Is it strange that the city is helping the state pay for transit improvements? Sure, but the alternative, according to Councilman Daniel Garodnick, is not getting the work done.
Richard Anderson, president of trade group New York Building Congress, posed the question on Friday, asking why the money wasn’t instead going to the city’s Department of Transportation. Under the Midtown East rezoning proposal, buildings that are within the so-called transit improvement zone will need to contribute a yet-to-be determined amount to improvements identified by the Metropolitan Transportation Authority. Garodnick said the city is currently working with the MTA to choose these improvements, which are on the agency’s “list” of projects but aren’t necessarily a priority. Garodnick said if the city doesn’t step in, Midtown East could wait another generation or more to see change.
“You don’t really need to drag the MTA kicking and screaming into a process where the city is developing a mechanism to fund needed transit improvements,” he said during an event hosted by the Building Congress at the New York Hilton in Midtown. “Should the MTA pay for all things related to MTA work? Yes. Can they do that today, when they spend half the year thinking about a $15 billion hole in a $32 billion budget? No.”
Carl Weisbrod, director of the city’s Planning Commission, noted that the money generated by landmark air rights sales — another option for buildings within the rezoned district — will go to DOT public realm improvements. In terms of funding MTA projects, transit improvements benefit the whole neighborhood, he said.

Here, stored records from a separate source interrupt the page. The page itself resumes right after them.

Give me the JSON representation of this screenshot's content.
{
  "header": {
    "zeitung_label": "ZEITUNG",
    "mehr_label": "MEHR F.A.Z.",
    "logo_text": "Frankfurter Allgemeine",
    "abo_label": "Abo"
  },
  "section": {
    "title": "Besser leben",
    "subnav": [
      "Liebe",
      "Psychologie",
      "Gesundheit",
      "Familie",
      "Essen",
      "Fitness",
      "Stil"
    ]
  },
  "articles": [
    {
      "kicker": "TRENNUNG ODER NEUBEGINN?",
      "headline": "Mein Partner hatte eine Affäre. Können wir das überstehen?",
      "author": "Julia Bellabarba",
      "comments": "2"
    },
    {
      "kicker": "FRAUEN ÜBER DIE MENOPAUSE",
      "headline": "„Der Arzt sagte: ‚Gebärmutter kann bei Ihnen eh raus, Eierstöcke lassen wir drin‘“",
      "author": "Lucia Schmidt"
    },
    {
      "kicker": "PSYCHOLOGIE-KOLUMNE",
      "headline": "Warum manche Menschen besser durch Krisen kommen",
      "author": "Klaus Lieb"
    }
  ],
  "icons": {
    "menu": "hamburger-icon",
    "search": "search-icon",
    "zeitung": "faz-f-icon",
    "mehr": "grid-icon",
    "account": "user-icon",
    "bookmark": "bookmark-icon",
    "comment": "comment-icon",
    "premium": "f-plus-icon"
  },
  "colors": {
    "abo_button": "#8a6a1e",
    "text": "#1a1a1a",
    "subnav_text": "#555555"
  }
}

“You need a robust, exciting livable public realm in Midtown East, but that public realm is above ground, below ground, and really needs to integrate well,” he said.
Earlier this week, Gov. Andrew Cuomo announced the latest plans to redevelop the James A. Farley Building and Penn Station. The MTA is responsible for the Penn Station improvements, which include renovating the Long Island Rail Road’s space and upgrading two subway stations and are expected to cost a total of $220 million.
When asked if he foresaw the Farley project as competition for Midtown East, Weisbrod said that because of its size, density and transit, the neighborhood is the most important of the city’s three major front office business districts (Hudson Yards, Midtown East and the World Trade Center).
Many details of the Midtown East rezoning remain uncertain, including the city’s cut of proceeds from air rights sales. Garodnick noted that a previous rezoning plan allowed landowners to buy air rights from the city for $250 per square foot, regardless of location — so, rights at Park Avenue were valued the same as Third Avenue. Garodnick said the price of the air rights will be market-driven this time around. The city is expected to decide on the percentage of air rights proceeds that will go to public improvements by the end of this year.
“Of course, the landmarks want that percentage to be zero, the community board wants that percentage to be 100 and I suspect Carl will propose somewhere, thoughtfully between zero and 100,” he said.
Weisbrod said he expects 5.5 million square feet of new office space to be added to the district over the next 20 years (though the rezoning proposal estimates that 6.5 million could be added across 16 sites). He said that the change of rules governing air rights in the district — allowing them to be transferred throughout the district — will help revolutionize the neighborhood. But don’t expect the city to loosen the rules in other neighborhoods.
“I don’t think we foresee this becoming a norm for the transfer of air rights throughout the city,” Weisbrod said. “I’ve said before, if we just allow air rights to float around wherever we’ll have this big mushroom cloud of air rights over the city.”